Just a reminder that Bulgaria was never part of the USSR or Yugoslavia, so any USSR/Yugoslavia-themed memorabilia is not authentically Bulgarian.
Where to Buy Bulgarian Souvenirs
Sofia doesn’t have an Old Town (which we actually find charming about the city, as there’s no one place for tourists to get trapped in!) so this doesn’t apply, but in the old towns of Plovdiv and Veliko Tarnovo you’ll find a ton of souvenir shopping to be done both on the streets and in speciality dedicated crafts shops.
If you’re after vintage wares or Communist memorabilia, your best bet is a flea market. We haven’t been to Bitaka Flea Market on the outskirts of the city yet, which is only open on Saturdays, but it’s the largest flea market in Sofia. A less budget-friendly but more convenient option is the flea market that operates in front of Alexander Nevsky Cathedral on a daily basis.

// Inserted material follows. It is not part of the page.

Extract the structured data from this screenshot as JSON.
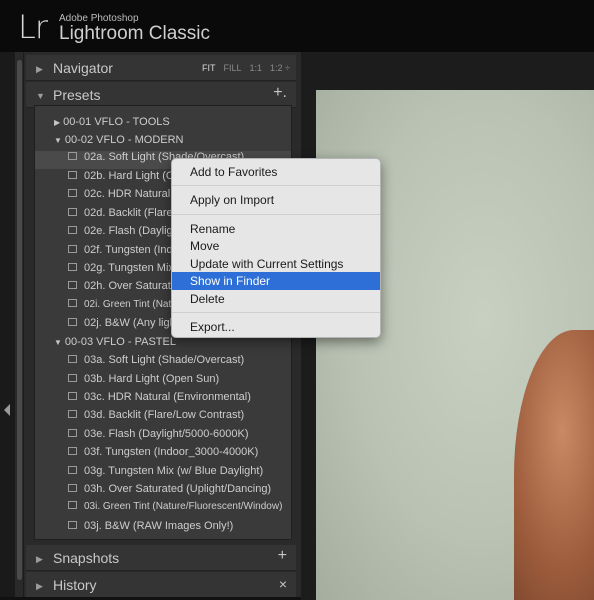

Junk & Secondhand Shops
There are tons of junk shops all around Bulgaria selling secondhand wares – think vintage goods without the vintage markup! We had a great time browsing the junk shop in Kochinerovo on our way to Rila Monastery. But there are other secondhand shops that you’ll find throughout the cities if you just keep an eye out.
Of course, a souvenir shop is always a logical place to find souvenirs. However, in these shops, you’ll likely find a combination of authentic Bulgarian products (such as rose oil) and Chinese-imported goods like magnets and other kitsch. Souvenir shops can be found on some of the major streets in Sofia like Vitosha Boulevard, G.S. Rakovski Street, etc.
Pro tip: The souvenir stores in the subways and the airports are actually pretty good places to shop! The airport is especially great to shop at as you don’t have to worry about lugging it around with you all day, and it’s surprisingly inexpensive.
Where to Stay in Bulgaria
If you’re planning a trip around Bulgaria and don’t know where to stay, we’ve picked a few of our favorite hotels and guesthouses for each major tourist city for each budget category.
Don’t Leave For Your Trip without Travel Insurance!
Finally, make sure you always travel to Bulgaria with a valid travel insurance policy. The country is a very safe place to travel, but accidents or theft can easily ruin your trip if you don’t have the travel insurance coverage to recover the losses. Recently my aunt fell on a train in France and needed surgery, but luckily her travel insurance covered the costs in full. Thank goodness!
For travel insurance, I use World Nomads. I’ve been a happy customer of theirs for almost three years, and I’ve never had an issue when making a claim. I’m happy to refer them to anyone I meet.
Originally from California, Allison has been living in Bulgaria for the last two years and is obsessed with traveling around the Balkans. She has been published in National Geographic, CNN Arabic, Matador Network, and the Huffington Post. She loves befriending dogs, drinking coffee, geeking out about wine, and cooking food from around the world.